Monday, November 27, 2006

Australian Idol 2006

Photo: Australian Idol 06 Final Concert, Australian Opera House. Photo taken from Australian Idol web site.

I found last night's finale of Australian Idol quite inspiring. I had thought Idol was past its use by date. Indeed, as a family we really started watching seriously half way through.

Two things forced us to change our minds.

The first was the huge and varied talent on display, I think in combination the best of any Idol. The second was the decision by the producers to free up the program, to allow inclusion of participant's original material, to allow them to use instruments, to allow greater variety in material generally.

The production last night was quite simply superb, if perhaps a little long. The Opera House/harbour setting itself provides one of the world's most visually appealing back-drops. The singers including both previous Idol participants as well as the top 12 finalists this year (and of course Marcia Hines and her daughter) were very good, while the production design was excellent.

The show also illustrated many of the things that I have been talking about on this blog in my commentaries on Australia, its people and changing culture.

The two finalists were a complete contrast, in many ways showcasing Australia's complex and varied ethnic and cultural mix.

Damien Leith, the eventual winner, is a thirty year old Irishman living in Sydney with his wife and baby son. In Damien's case the cut-overs to supporters were to a rowdy Gaelic Club in Sydney where the Irish community had gathered and back to Ireland to his old school and Irish home. Damien himself is no musical novice, forming his first band at an early age. His seccond, family, band was succesful and attracted US interest, but Damien returned disillusioned from the US and then settled in Sydney.

Jessica Mauboy, the daughter of an Indonesian father and an Aboriginal mother, is a seventeen year old school girl from the Northern Territory. In her case, the cut-overs were to Darwin in the Northern Territory, to a huge and incredibly varied crowd including family, friends and teachers from her school (Sanderson High School) as well as supporters drawn from all parts of Darwin's varied community.

While only 17, Jessica too has been involved with music since an early age. Those who know my New England connections will understand why I was pleased to find a New England linkage.

At 14 Jessica's well-developed skills as a vocalist helped to secure first place in the Road to Tamworth competition, where Jess had the opportunity to meet local country legends: "Part of the prize was to go to the Tamworth Camerata Junior College, the music school. That was so fun. We got to meet Beccy Cole and Kasey Chambers. They just had a talk about how they developed through their music. I was really into that. It gave me confidence and made me love music more.”

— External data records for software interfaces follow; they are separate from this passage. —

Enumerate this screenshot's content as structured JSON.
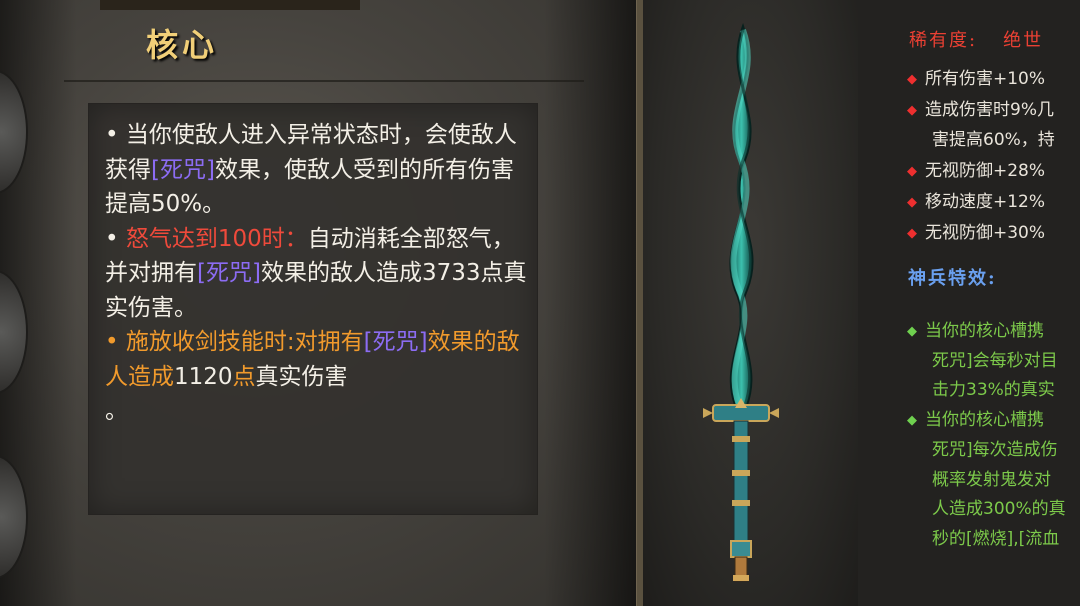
{
  "core": {
    "title": "核心",
    "p1_a": "• 当你使敌人进入异常状态时，会使敌人获得",
    "p1_tag": "[死咒]",
    "p1_b": "效果，使敌人受到的所有伤害提高50%。",
    "p2_bullet": "•",
    "p2_red": "怒气达到100时：",
    "p2_a": "自动消耗全部怒气，并对拥有",
    "p2_tag": "[死咒]",
    "p2_b": "效果的敌人造成3733点真实伤害。",
    "p3_orange": "• 施放收剑技能时:对拥有",
    "p3_tag": "[死咒]",
    "p3_orange2": "效果的敌人造成",
    "p3_num": "1120",
    "p3_orange3": "点",
    "p3_c": "真实伤害",
    "p3_end": "。"
  },
  "item": {
    "rarity_label": "稀有度:",
    "rarity_value": "绝世",
    "stats": [
      "所有伤害+10%",
      "造成伤害时9%几",
      "无视防御+28%",
      "移动速度+12%",
      "无视防御+30%"
    ],
    "stat_cont": "害提高60%，持",
    "special_title": "神兵特效:",
    "effects": [
      "当你的核心槽携",
      "当你的核心槽携"
    ],
    "effect1_lines": [
      "死咒]会每秒对目",
      "击力33%的真实"
    ],
    "effect2_lines": [
      "死咒]每次造成伤",
      "概率发射鬼发对",
      "人造成300%的真",
      "秒的[燃烧],[流血"
    ]
  },
  "colors": {
    "title_gold": "#f1cf78",
    "anger_red": "#ef4a3b",
    "curse_purple": "#8c6cf3",
    "skill_orange": "#f19a2c",
    "rarity_red": "#ea4033",
    "special_blue": "#6aa0ef",
    "effect_green": "#7cc94a"
  }
}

The evolution of Tamworth as the national country music centre has played a significant role in developing Australian talent.

Tamworth Camerata (and here) is unique in Australia, and possibly the world, as the only recognised country music school for junior performers where they learn from the best in the business. It is widely acknowledged as a ‘feeder’ for the grown-up version - the CMAA Australian College of Country Music, as many Camerata graduates progress to college and further afield in the pursuit of their careers.

As an aside, Shannon Noll (and here), one of the outstanding commercial successes from earlier Idols, is a New Englander. As indeed in different contexts are Peter Cousins who received his initial training performing Gilbert & Sullivan at my old school (The Armidale School) and Peter Allen who also went to school in Armidale at the Armidale Demonstration (Peter was several years in front of me at Dem and I don't really remember him from this period) and then Armidale High Schools.

Enjoying the show last night, I could not help contrasting it all with the fifties when I was growing up and when I used to cringe at some of the performances I saw. It's in part due to an increased population, more to the fact that there is just so much more now to support and nurture talent.


Anonymous said...

You have chosen an important subject and written about it with insight. Congratulations! Today's Australian Financial Review has an article on the tendancy in media and Web development today towards serving short attention spans. Reading your post it seems Australian Idol has defeated the trend and captured attention for many each Sunday night and with little or no channel surfing. There are broader lessons for all in this.
Your Secret Admirer

Jim Belshaw said...

Thank you for this comment, YSA, and sorry for the slow response. Australian Idol had to change this year or lose audience.

Your FR reference was interesting. I missed the article. I am sure that it is correct.